I have tried the last ten minutes to think of an answer to this, but I can't! My whole program experience went smoothly, and I enjoyed every single day of my summer in Istanbul.
What was a typical day like for you as a student in Istanbul?
Wake up at 8 a.m. by the beautiful call to prayer (or the Azan as the Turks call it), walk 50 meters down the street to get a fresh simit (kind of like a pretzel), and take it back up to my apartment to put olives, cucumbers, and feta cheese on it (a true Turkish breakfast!). Take the metro one stop, and then hop on the bus which drops you off right outside the university. Walk down the long winding hill that gives you a beautiful view of the Bosphorus and the Asian side of Istanbul and get to class. Discuss some political philosophy and whether majority Muslim countries can ever work with a democratic model.
Head back up the hill (which is a lot harder to walk up than down!) and get on the bus. Grab a dürüm döner on the way home and meet one of my roommates at home. Shower (because the Istanbul summer and commuting with lots of people don't mix too well) and head down to the historic center of town with my roommate. Hit a couple of sightseeing spots and then meet up for dinner with a couple of other people from our program. Head back to our apartment, where we hang out for a bit before going to a hookah lounge, where we can catch a World Cup game.
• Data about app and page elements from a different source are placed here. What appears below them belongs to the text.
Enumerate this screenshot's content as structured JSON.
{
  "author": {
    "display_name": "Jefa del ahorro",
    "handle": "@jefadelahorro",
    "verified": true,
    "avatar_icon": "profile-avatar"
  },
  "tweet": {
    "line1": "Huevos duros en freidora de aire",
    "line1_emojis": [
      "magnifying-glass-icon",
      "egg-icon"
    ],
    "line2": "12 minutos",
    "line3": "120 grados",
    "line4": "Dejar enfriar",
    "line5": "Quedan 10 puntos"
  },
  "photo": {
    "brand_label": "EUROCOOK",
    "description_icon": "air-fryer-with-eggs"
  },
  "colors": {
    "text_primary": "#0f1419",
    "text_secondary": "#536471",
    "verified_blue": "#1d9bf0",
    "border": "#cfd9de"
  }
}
What is your most memorable experience from your time in Turkey?
With the help of Vehbi, I organized a trip to a place in Central Turkey called Kapadokya, which is known for its hot air ballooning over a surreal, moon-like landscape. We visited a bunch of other places in the town that weekend, such as the rooms that monks dug into the soft rock landscape to hide from the Romans centuries ago. But, without a doubt, the hot air balloon ride was the most awe inspiring moment (even worth getting up at 3 a.m. for). To watch the sunrise 6000 feet above this surreal landscape with some good friends was something I will never forget.
What type of accommodation did you have? What did you like best about it?
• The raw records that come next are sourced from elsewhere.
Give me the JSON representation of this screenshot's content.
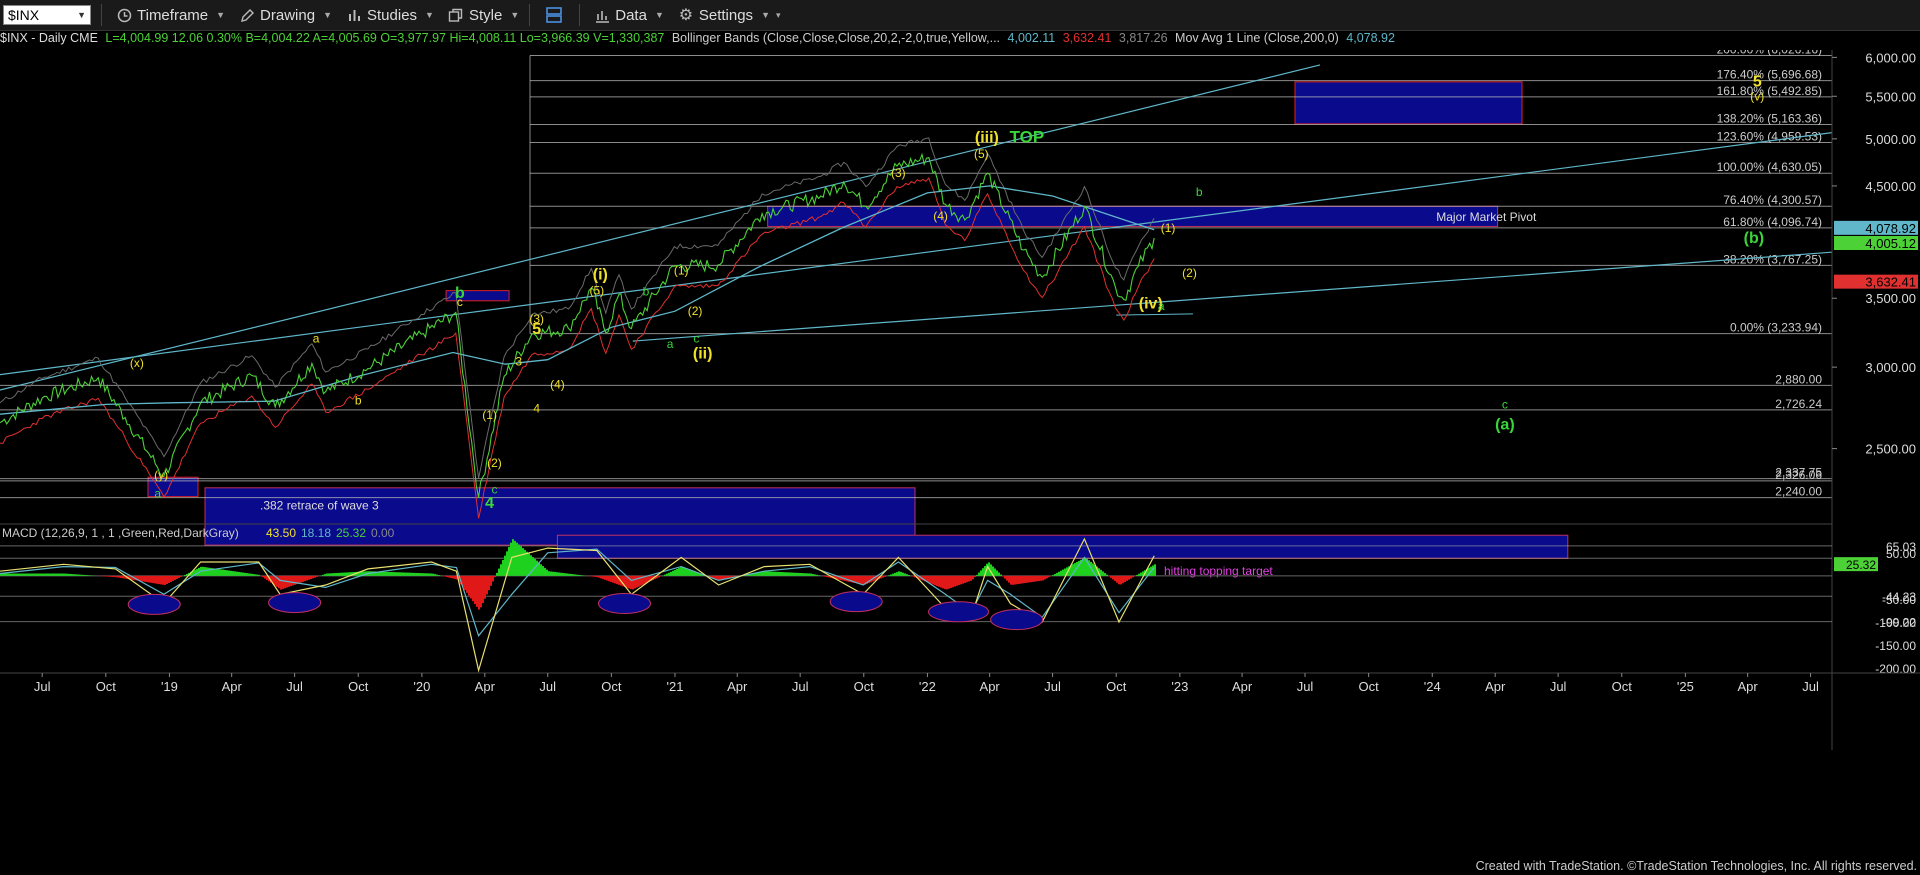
{
  "toolbar": {
    "symbol": "$INX",
    "timeframe_label": "Timeframe",
    "drawing_label": "Drawing",
    "studies_label": "Studies",
    "style_label": "Style",
    "data_label": "Data",
    "settings_label": "Settings"
  },
  "info": {
    "symbol_line": "$INX - Daily CME",
    "ohlc": "L=4,004.99 12.06 0.30% B=4,004.22 A=4,005.69 O=3,977.97 Hi=4,008.11 Lo=3,966.39 V=1,330,387",
    "boll_label": "Bollinger Bands (Close,Close,Close,20,2,-2,0,true,Yellow,...",
    "boll_upper": "4,002.11",
    "boll_lower": "3,632.41",
    "boll_mid": "3,817.26",
    "ma_label": "Mov Avg 1 Line (Close,200,0)",
    "ma_value": "4,078.92"
  },
  "colors": {
    "price": "#4cd137",
    "ma200": "#5fb7c9",
    "boll_band": "#e03030",
    "fib_line": "#bbbbbb",
    "pivot_box": "#0a0a8c",
    "wave_yellow": "#f0e02a",
    "wave_green": "#39d639",
    "target_box_border": "#e02020",
    "macd_green": "#1fd11f",
    "macd_red": "#e01818",
    "magenta_text": "#e040e0"
  },
  "chart_data": {
    "type": "line",
    "title": "$INX - Daily",
    "y_scale": "log",
    "ylim": [
      2150,
      6100
    ],
    "price_ticks": [
      "6,000.00",
      "5,500.00",
      "5,000.00",
      "4,500.00",
      "3,500.00",
      "3,000.00",
      "2,500.00"
    ],
    "price_tick_values": [
      6000,
      5500,
      5000,
      4500,
      3500,
      3000,
      2500
    ],
    "x_tick_labels": [
      "Jul",
      "Oct",
      "'19",
      "Apr",
      "Jul",
      "Oct",
      "'20",
      "Apr",
      "Jul",
      "Oct",
      "'21",
      "Apr",
      "Jul",
      "Oct",
      "'22",
      "Apr",
      "Jul",
      "Oct",
      "'23",
      "Apr",
      "Jul",
      "Oct",
      "'24",
      "Apr",
      "Jul",
      "Oct",
      "'25",
      "Apr",
      "Jul"
    ],
    "x_tick_dates": [
      "2018-07-01",
      "2018-10-01",
      "2019-01-01",
      "2019-04-01",
      "2019-07-01",
      "2019-10-01",
      "2020-01-01",
      "2020-04-01",
      "2020-07-01",
      "2020-10-01",
      "2021-01-01",
      "2021-04-01",
      "2021-07-01",
      "2021-10-01",
      "2022-01-01",
      "2022-04-01",
      "2022-07-01",
      "2022-10-01",
      "2023-01-01",
      "2023-04-01",
      "2023-07-01",
      "2023-10-01",
      "2024-01-01",
      "2024-04-01",
      "2024-07-01",
      "2024-10-01",
      "2025-01-01",
      "2025-04-01",
      "2025-07-01"
    ],
    "series": [
      {
        "name": "$INX",
        "x": [
          "2018-05-01",
          "2018-07-01",
          "2018-09-20",
          "2018-10-29",
          "2018-12-24",
          "2019-02-15",
          "2019-04-30",
          "2019-06-03",
          "2019-07-26",
          "2019-08-15",
          "2019-10-15",
          "2019-12-31",
          "2020-02-19",
          "2020-03-23",
          "2020-04-29",
          "2020-06-08",
          "2020-07-31",
          "2020-09-02",
          "2020-09-23",
          "2020-10-12",
          "2020-10-30",
          "2020-12-31",
          "2021-03-04",
          "2021-05-07",
          "2021-07-31",
          "2021-09-02",
          "2021-10-04",
          "2021-11-18",
          "2022-01-03",
          "2022-01-27",
          "2022-02-24",
          "2022-03-29",
          "2022-05-20",
          "2022-06-16",
          "2022-08-16",
          "2022-09-30",
          "2022-10-12",
          "2022-11-02",
          "2022-11-25"
        ],
        "y": [
          2650,
          2800,
          2930,
          2680,
          2350,
          2770,
          2945,
          2745,
          3025,
          2840,
          2990,
          3230,
          3390,
          2240,
          2940,
          3230,
          3270,
          3580,
          3240,
          3530,
          3270,
          3760,
          3770,
          4230,
          4400,
          4540,
          4300,
          4705,
          4795,
          4320,
          4170,
          4630,
          3900,
          3670,
          4300,
          3585,
          3490,
          3760,
          4005
        ]
      },
      {
        "name": "Mov Avg 1 Line (Close,200,0)",
        "x": [
          "2018-05-01",
          "2018-10-01",
          "2019-01-01",
          "2019-06-01",
          "2019-10-01",
          "2020-02-15",
          "2020-05-01",
          "2020-07-01",
          "2020-10-01",
          "2021-01-01",
          "2021-05-01",
          "2021-09-01",
          "2022-01-01",
          "2022-04-01",
          "2022-07-01",
          "2022-11-25"
        ],
        "y": [
          2700,
          2760,
          2770,
          2780,
          2940,
          3100,
          3020,
          3050,
          3280,
          3400,
          3750,
          4100,
          4430,
          4500,
          4400,
          4079
        ]
      }
    ],
    "fib_levels": [
      {
        "label": "200.00% (6,026.16)",
        "value": 6026.16
      },
      {
        "label": "176.40% (5,696.68)",
        "value": 5696.68
      },
      {
        "label": "161.80% (5,492.85)",
        "value": 5492.85
      },
      {
        "label": "138.20% (5,163.36)",
        "value": 5163.36
      },
      {
        "label": "123.60% (4,959.53)",
        "value": 4959.53
      },
      {
        "label": "100.00% (4,630.05)",
        "value": 4630.05
      },
      {
        "label": "76.40% (4,300.57)",
        "value": 4300.57
      },
      {
        "label": "61.80% (4,096.74)",
        "value": 4096.74
      },
      {
        "label": "38.20% (3,767.25)",
        "value": 3767.25
      },
      {
        "label": "0.00% (3,233.94)",
        "value": 3233.94
      }
    ],
    "support_levels": [
      {
        "label": "2,880.00",
        "value": 2880
      },
      {
        "label": "2,726.24",
        "value": 2726.24
      },
      {
        "label": "2,337.75",
        "value": 2337.75
      },
      {
        "label": "2,326.06",
        "value": 2326.06
      },
      {
        "label": "2,240.00",
        "value": 2240
      }
    ],
    "last_price_tags": [
      {
        "label": "4,078.92",
        "value": 4078.92,
        "color": "#5fb7c9"
      },
      {
        "label": "4,005.12",
        "value": 4005.12,
        "color": "#4cd137"
      },
      {
        "label": "3,632.41",
        "value": 3632.41,
        "color": "#e03030"
      }
    ],
    "annotations": {
      "pivot_label": "Major Market Pivot",
      "retrace_label": ".382 retrace of wave 3",
      "top_label": "TOP",
      "topping_label": "hitting topping target"
    },
    "wave_labels": [
      {
        "t": "(x)",
        "c": "y",
        "x": "2018-11-15",
        "v": 3000
      },
      {
        "t": "(y)",
        "c": "y",
        "x": "2018-12-20",
        "v": 2335
      },
      {
        "t": "a",
        "c": "g",
        "x": "2018-12-15",
        "v": 2240
      },
      {
        "t": "a",
        "c": "y",
        "x": "2019-08-01",
        "v": 3170
      },
      {
        "t": "b",
        "c": "y",
        "x": "2019-10-01",
        "v": 2760
      },
      {
        "t": "b",
        "c": "g",
        "x": "2020-02-25",
        "v": 3500
      },
      {
        "t": "c",
        "c": "y",
        "x": "2020-02-25",
        "v": 3440
      },
      {
        "t": "3",
        "c": "y",
        "x": "2020-05-20",
        "v": 3010
      },
      {
        "t": "(1)",
        "c": "y",
        "x": "2020-04-08",
        "v": 2670
      },
      {
        "t": "(2)",
        "c": "y",
        "x": "2020-04-15",
        "v": 2400
      },
      {
        "t": "c",
        "c": "g",
        "x": "2020-04-15",
        "v": 2260
      },
      {
        "t": "4",
        "c": "g",
        "x": "2020-04-08",
        "v": 2190
      },
      {
        "t": "4",
        "c": "y",
        "x": "2020-06-15",
        "v": 2710
      },
      {
        "t": "(3)",
        "c": "y",
        "x": "2020-06-15",
        "v": 3310
      },
      {
        "t": "5",
        "c": "y",
        "x": "2020-06-15",
        "v": 3230
      },
      {
        "t": "(4)",
        "c": "y",
        "x": "2020-07-15",
        "v": 2860
      },
      {
        "t": "(5)",
        "c": "y",
        "x": "2020-09-10",
        "v": 3530
      },
      {
        "t": "(i)",
        "c": "y",
        "x": "2020-09-15",
        "v": 3650
      },
      {
        "t": "b",
        "c": "g",
        "x": "2020-11-20",
        "v": 3520
      },
      {
        "t": "(1)",
        "c": "y",
        "x": "2021-01-10",
        "v": 3690
      },
      {
        "t": "(2)",
        "c": "y",
        "x": "2021-01-30",
        "v": 3370
      },
      {
        "t": "a",
        "c": "g",
        "x": "2020-12-25",
        "v": 3130
      },
      {
        "t": "c",
        "c": "g",
        "x": "2021-02-01",
        "v": 3170
      },
      {
        "t": "(ii)",
        "c": "y",
        "x": "2021-02-10",
        "v": 3060
      },
      {
        "t": "(3)",
        "c": "y",
        "x": "2021-11-20",
        "v": 4590
      },
      {
        "t": "(4)",
        "c": "y",
        "x": "2022-01-20",
        "v": 4170
      },
      {
        "t": "(5)",
        "c": "y",
        "x": "2022-03-20",
        "v": 4790
      },
      {
        "t": "(iii)",
        "c": "y",
        "x": "2022-03-28",
        "v": 4960
      },
      {
        "t": "(1)",
        "c": "y",
        "x": "2022-12-15",
        "v": 4060
      },
      {
        "t": "(2)",
        "c": "y",
        "x": "2023-01-15",
        "v": 3670
      },
      {
        "t": "(iv)",
        "c": "y",
        "x": "2022-11-20",
        "v": 3420
      },
      {
        "t": "a",
        "c": "g",
        "x": "2022-12-05",
        "v": 3410
      },
      {
        "t": "b",
        "c": "g",
        "x": "2023-01-29",
        "v": 4400
      },
      {
        "t": "(b)",
        "c": "g",
        "x": "2025-04-10",
        "v": 3960
      },
      {
        "t": "c",
        "c": "g",
        "x": "2024-04-15",
        "v": 2735
      },
      {
        "t": "(a)",
        "c": "g",
        "x": "2024-04-15",
        "v": 2610
      },
      {
        "t": "5",
        "c": "y",
        "x": "2025-04-15",
        "v": 5620
      },
      {
        "t": "(v)",
        "c": "y",
        "x": "2025-04-15",
        "v": 5450
      }
    ],
    "macd": {
      "label": "MACD (12,26,9, 1 , 1 ,Green,Red,DarkGray)",
      "values_text": [
        "43.50",
        "18.18",
        "25.32",
        "0.00"
      ],
      "ticks": [
        "65.03",
        "50.00",
        "-44.23",
        "-50.00",
        "-99.22",
        "-100.00",
        "-150.00",
        "-200.00"
      ],
      "tick_values": [
        65.03,
        50,
        -44.23,
        -50,
        -99.22,
        -100,
        -150,
        -200
      ],
      "last_value": "25.32",
      "ylim": [
        -215,
        95
      ],
      "x": [
        "2018-05-01",
        "2018-08-01",
        "2018-10-15",
        "2018-12-24",
        "2019-02-15",
        "2019-05-10",
        "2019-06-10",
        "2019-08-15",
        "2019-10-15",
        "2020-01-15",
        "2020-02-20",
        "2020-03-23",
        "2020-05-10",
        "2020-07-01",
        "2020-09-10",
        "2020-10-30",
        "2021-01-10",
        "2021-03-05",
        "2021-05-10",
        "2021-07-15",
        "2021-09-30",
        "2021-11-20",
        "2022-01-27",
        "2022-03-05",
        "2022-03-29",
        "2022-05-01",
        "2022-06-16",
        "2022-08-16",
        "2022-10-05",
        "2022-11-25"
      ],
      "macd_line": [
        10,
        25,
        15,
        -60,
        30,
        30,
        -40,
        -20,
        15,
        30,
        10,
        -205,
        40,
        60,
        55,
        -40,
        40,
        -20,
        20,
        25,
        -40,
        40,
        -70,
        -90,
        20,
        -60,
        -100,
        80,
        -100,
        43.5
      ],
      "signal_line": [
        5,
        20,
        18,
        -40,
        10,
        28,
        -10,
        -25,
        5,
        25,
        18,
        -130,
        -40,
        50,
        58,
        -10,
        20,
        -10,
        10,
        20,
        -20,
        30,
        -40,
        -80,
        -10,
        -40,
        -90,
        40,
        -80,
        18.18
      ]
    }
  },
  "footer": "Created with TradeStation. ©TradeStation Technologies, Inc. All rights reserved."
}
We had two choices of accommodation: dorms or an apartment. I chose the apartment and ended up being put in there with two roommates who were on my program. The apartment was fantastic. It was in a very Turkish neighbourhood, so we immersed a lot more through our day to day activities, such as having to buy groceries or even getting to sit in and eat at a 300 person neighbourhood Ramadan meal one night on our street. It also allowed us to commute, having to take a bus and train for about 40 minutes, which I think immerses you even more. Our friends who lived in the dorms always ended up coming over to our apartment in the evenings as it had such a nice atmosphere and was closer to the nightlife than the university.
How has studying abroad in Turkey impacted your life?
I think it has impacted me in more subtle ways. I have remained extremely close friends with a few people on my program as well as Turks that I met, and I am still in contact with many others, including Vehbi. I keep up a lot more now with the news of Turkey. The phrase "Either I conquer Istanbul or Istanbul conquers me" by Fatih Sultan Mehmet comes to mind. After a summer of a crazy, inexplicable journey, where there are no more mini heart attacks every time you order food because you don't know what it is, or being woken up by the call to prayer, I think it's safe to say that Istanbul conquered me!
There is rarely a few days that go by without me reminiscing on what I learnt there (culturally as well as academically), the people I met, and the sights I saw. As I am interested in a career with refugee work, I may end up back there considering the situation with the influx of Syrian refugees. I wouldn't be opposed!